KABUL (Reuters) - Afghanistan’s president has ordered the interior ministry to investigate why a United Nations-funded report on corruption in the Afghan police force was ignored and take appropriate action, a copy of a directive seen by Reuters shows.
“It was the Afghan government that blew the whistle,” a spokesman for President Ashraf Ghani told Reuters. “We will not tolerate any kind of corruption.”
Details of the unpublished report were first revealed by Reuters at the start of the week. The United Nations Development Programme (UNDP) said it was reviewing its processes to improve internal oversight after the report was not shared with senior UN officials following its submission in January.
The report was produced for the UNDP-run fund that pays for Afghan police salaries and other expenses. It recommended firing senior officials for sabotaging the main system for processing complaints about misconduct in the force.
The interior ministry plans to appoint a committee to check final numbers in the report, verify who received copies and take appropriate action.
“(This) does not involve making any changes to recommendations,” the interior ministry directive states. “Any changes to recommendations are at the professional discretion of the consultant.”
The four-page directive, provided to Reuters on Thursday on condition of anonymity, states the ministry received its orders from the president’s office to investigate and take action on April 12.

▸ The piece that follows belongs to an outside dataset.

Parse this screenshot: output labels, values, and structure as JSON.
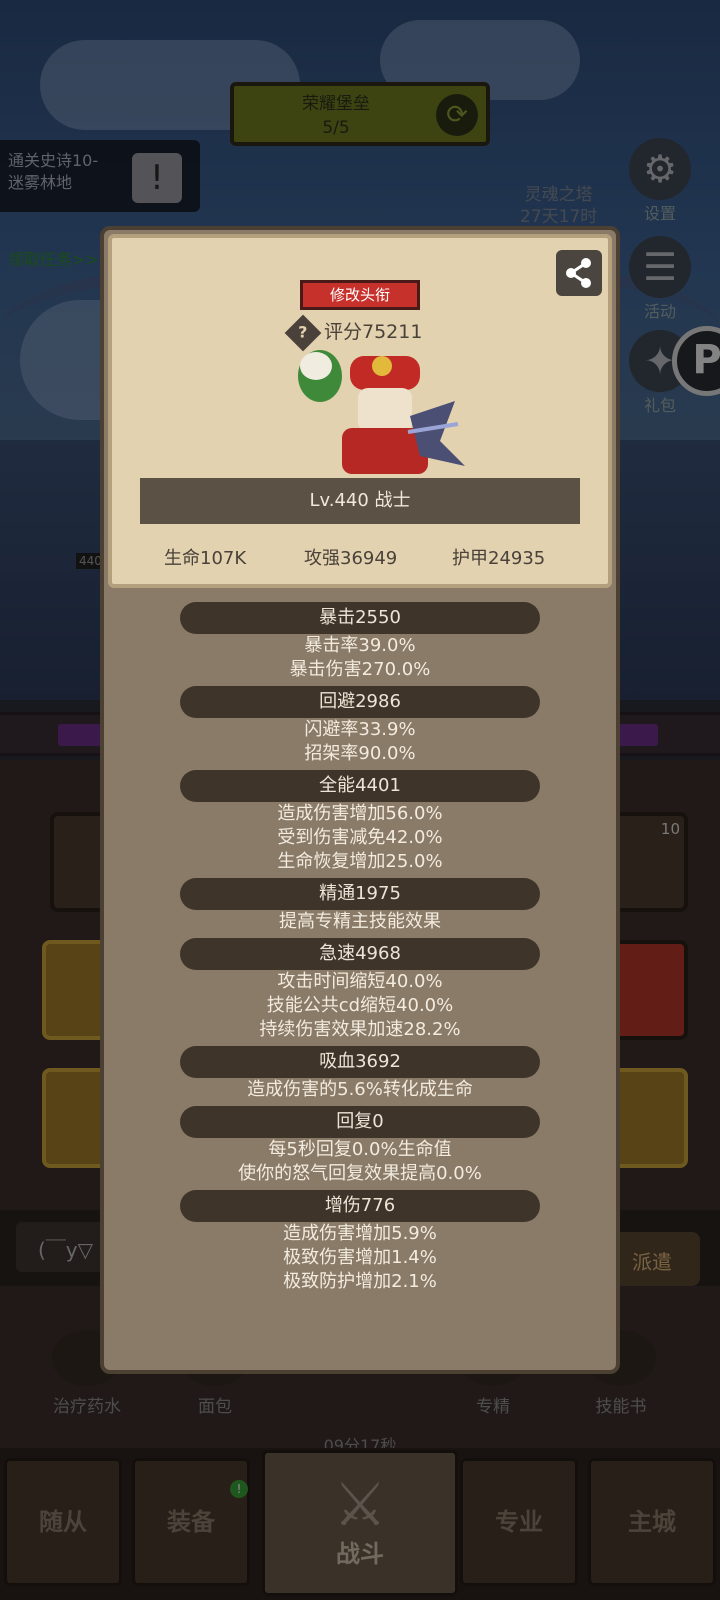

A spokesman for the interior ministry said the directive, which summarizes the UNDP report, the presidential order and the ministry’s proposed response, was issued “a few days ago”.
Ghani ran on promises to clear up rampant corruption and the Law and Order Trust Fund of Afghanistan (LOTFA) has been one of his targets since taking office in September.
The controversy over the police report is the latest in a series of questions about oversight at the UNDP-run fund, which has received around $3.6 billion from foreign donors since 2002.
Last year, the U.S. watchdog for spending in Afghanistan released a series of letters alleging LOTFA had lost track of millions of dollars in payments to “ghost employees”.
In 2012, it was investigated for procurement fraud.
The police report was commissioned by the UNDP to find out why the main system for filing complaints about police misconduct, a 24-hour phone line, rarely led to prosecutions.
The author concluded senior officials were using the system to extort members of the police force and recommended firing the inspector general, Hakim Nejrabi, and all of his senior staff.
Nejrabi has denied all allegations made in the report, calling the findings “a political character assassination”.
Reporting by Jessica Donati; Editing by Alex Richardson